Spanish is the second foreign language I’ve had to learn because I ended up living somewhere with a different language than the one I grew up with. Sometimes there are little things we encounter, daily, in our new lives that are mysteries of the language, and then, one day there is a breakthrough and the “secret” is revealed. I had one of those moments yesterday which I will explain a little later.
The first breakthrough happened when I was living in France back in 1990. Antibes, where the boat I was running was located, is a major European tourist location and tour buses were seen all the time. Most of the buses had a mysterious little sign in a window advertising K7. This cryptic message was also seen on music store windows as well, but I had no idea what it was all about.
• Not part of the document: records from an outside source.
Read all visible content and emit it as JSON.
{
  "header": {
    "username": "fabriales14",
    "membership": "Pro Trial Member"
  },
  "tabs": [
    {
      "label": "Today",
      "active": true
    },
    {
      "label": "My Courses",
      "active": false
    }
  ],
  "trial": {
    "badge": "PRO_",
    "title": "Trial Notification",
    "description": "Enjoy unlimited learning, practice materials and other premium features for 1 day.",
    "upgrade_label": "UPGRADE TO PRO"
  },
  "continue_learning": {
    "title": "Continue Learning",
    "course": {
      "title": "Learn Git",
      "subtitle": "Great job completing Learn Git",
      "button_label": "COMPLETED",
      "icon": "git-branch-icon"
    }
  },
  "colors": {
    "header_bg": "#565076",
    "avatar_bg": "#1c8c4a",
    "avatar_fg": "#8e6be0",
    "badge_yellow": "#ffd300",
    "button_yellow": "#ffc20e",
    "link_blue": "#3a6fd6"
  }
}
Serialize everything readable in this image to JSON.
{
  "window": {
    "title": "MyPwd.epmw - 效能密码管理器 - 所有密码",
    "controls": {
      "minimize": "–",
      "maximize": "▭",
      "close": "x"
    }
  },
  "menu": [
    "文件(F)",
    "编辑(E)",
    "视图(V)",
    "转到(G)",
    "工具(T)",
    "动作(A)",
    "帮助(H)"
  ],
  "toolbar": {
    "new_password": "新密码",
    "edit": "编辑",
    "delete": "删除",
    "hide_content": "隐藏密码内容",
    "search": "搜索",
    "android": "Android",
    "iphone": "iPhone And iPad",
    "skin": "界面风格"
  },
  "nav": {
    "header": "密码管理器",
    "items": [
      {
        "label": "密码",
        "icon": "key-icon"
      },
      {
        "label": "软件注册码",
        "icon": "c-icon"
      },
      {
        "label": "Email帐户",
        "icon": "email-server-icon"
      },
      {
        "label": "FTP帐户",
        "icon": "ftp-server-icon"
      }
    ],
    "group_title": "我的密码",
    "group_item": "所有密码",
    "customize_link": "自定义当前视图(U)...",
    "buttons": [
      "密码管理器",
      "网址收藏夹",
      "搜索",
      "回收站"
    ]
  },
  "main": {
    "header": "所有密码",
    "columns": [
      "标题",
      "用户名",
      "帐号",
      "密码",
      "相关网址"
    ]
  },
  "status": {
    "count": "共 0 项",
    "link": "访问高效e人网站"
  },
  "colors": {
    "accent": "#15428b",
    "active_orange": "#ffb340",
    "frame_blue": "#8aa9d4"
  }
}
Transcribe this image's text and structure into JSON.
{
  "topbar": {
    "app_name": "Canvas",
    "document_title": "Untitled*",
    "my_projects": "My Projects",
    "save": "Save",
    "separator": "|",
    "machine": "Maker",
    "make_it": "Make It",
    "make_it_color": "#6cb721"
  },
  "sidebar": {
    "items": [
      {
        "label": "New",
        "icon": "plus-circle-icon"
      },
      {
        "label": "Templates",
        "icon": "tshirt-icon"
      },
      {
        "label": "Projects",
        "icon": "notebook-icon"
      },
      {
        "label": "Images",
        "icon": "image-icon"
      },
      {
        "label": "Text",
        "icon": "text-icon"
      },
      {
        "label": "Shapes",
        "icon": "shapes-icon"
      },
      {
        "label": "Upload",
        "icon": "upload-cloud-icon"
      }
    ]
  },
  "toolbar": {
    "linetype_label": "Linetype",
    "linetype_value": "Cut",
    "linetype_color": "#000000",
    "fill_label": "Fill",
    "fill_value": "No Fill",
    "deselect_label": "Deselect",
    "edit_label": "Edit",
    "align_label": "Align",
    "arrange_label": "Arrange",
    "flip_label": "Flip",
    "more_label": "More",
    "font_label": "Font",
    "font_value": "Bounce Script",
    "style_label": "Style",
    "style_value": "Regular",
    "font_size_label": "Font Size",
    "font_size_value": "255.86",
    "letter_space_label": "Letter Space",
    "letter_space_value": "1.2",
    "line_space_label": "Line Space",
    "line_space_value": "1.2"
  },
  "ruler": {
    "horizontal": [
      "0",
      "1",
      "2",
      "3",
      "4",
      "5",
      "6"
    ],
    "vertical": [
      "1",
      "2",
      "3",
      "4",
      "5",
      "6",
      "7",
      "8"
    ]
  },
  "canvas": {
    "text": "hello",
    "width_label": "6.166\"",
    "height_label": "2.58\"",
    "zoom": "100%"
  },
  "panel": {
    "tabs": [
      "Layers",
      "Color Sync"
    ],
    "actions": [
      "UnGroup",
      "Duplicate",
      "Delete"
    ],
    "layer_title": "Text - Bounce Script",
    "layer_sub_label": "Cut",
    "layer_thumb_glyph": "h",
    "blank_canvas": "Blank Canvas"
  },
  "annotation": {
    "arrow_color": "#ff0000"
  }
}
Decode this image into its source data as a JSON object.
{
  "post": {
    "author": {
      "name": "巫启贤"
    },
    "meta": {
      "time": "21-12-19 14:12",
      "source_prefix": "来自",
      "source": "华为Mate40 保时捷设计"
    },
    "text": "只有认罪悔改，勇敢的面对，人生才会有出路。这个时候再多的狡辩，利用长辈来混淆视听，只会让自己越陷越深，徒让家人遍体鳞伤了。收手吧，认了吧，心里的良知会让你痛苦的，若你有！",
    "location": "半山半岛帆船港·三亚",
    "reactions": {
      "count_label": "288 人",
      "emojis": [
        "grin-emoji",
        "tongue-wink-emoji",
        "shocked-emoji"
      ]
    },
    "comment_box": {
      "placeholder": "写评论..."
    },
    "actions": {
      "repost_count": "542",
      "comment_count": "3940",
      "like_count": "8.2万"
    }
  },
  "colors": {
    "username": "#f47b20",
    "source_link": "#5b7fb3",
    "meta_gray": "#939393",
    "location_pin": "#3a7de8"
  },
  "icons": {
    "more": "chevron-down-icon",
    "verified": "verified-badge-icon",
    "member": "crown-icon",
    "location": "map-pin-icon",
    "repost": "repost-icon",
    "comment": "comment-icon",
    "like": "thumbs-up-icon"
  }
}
I arrived in France at the beginning of 1989, but didn’t really come to grips with learning the language until the following year. All that time I kept trying to puzzle out the meaning of K7. Slowly my mind began thinking differently with the new language. My French girlfriend, Florence, and I used to drive a lot on Route Nacional 7 between Cannes, Antibes and Nice. This road was shortened to RN7 which, when vocalized, sounds like Eyre (as in Jane) N Set (actually 7 is “sept” in French but pronounced “set”). As you can see, the way the letters are pronounced are different than we pronounce them in English. For example the letter A is pronounced as AH. B is Bay, etc. The letter K is pronounced “Cah” (like Bostonians pronounce an automobile). Then, one day, walking over to the post office in Antibes, I passed the local music store and the sign in the window didn’t say K7 that morning. It said “Cah Set.” CASSETTE… Of course! Or as the French would say, “Voilà!” (Incidentally, voilà, is my absolute favorite word in ANY language. It covers so much ground)
So, about the revelation in Spanish, yesterday. In stores items are often priced with the notation C/U. When I first came to Panama and encountered it I wondered, “what’s that?” Didn’t know, but assumed it meant “each” and let it go at that. Obviously I was right, but I never delved into exactly what C/U actually meant.
Yesterday my blogging friend, Kris Cunningham, invited me to go along with her and her neighbor, Cedo, to Cedo’s finca up in the mountains near Volcan where she raises dairy cattle and pigs.
On the way over, Cedo asked Kris to stop at the Mercado Municipal in Bugaba to buy some rice that is sold at discount prices on Saturdays. She bought two sacks that felt like they probably weighed twenty pounds each. On the way back to the car I asked her how much they cost. She said they were $6 (or here B/6. That’s six Balboas). “Total?” I asked. “No, cada uno.” (Each one) As they say in Antibes, Voilà! C/U = Cada/Uno.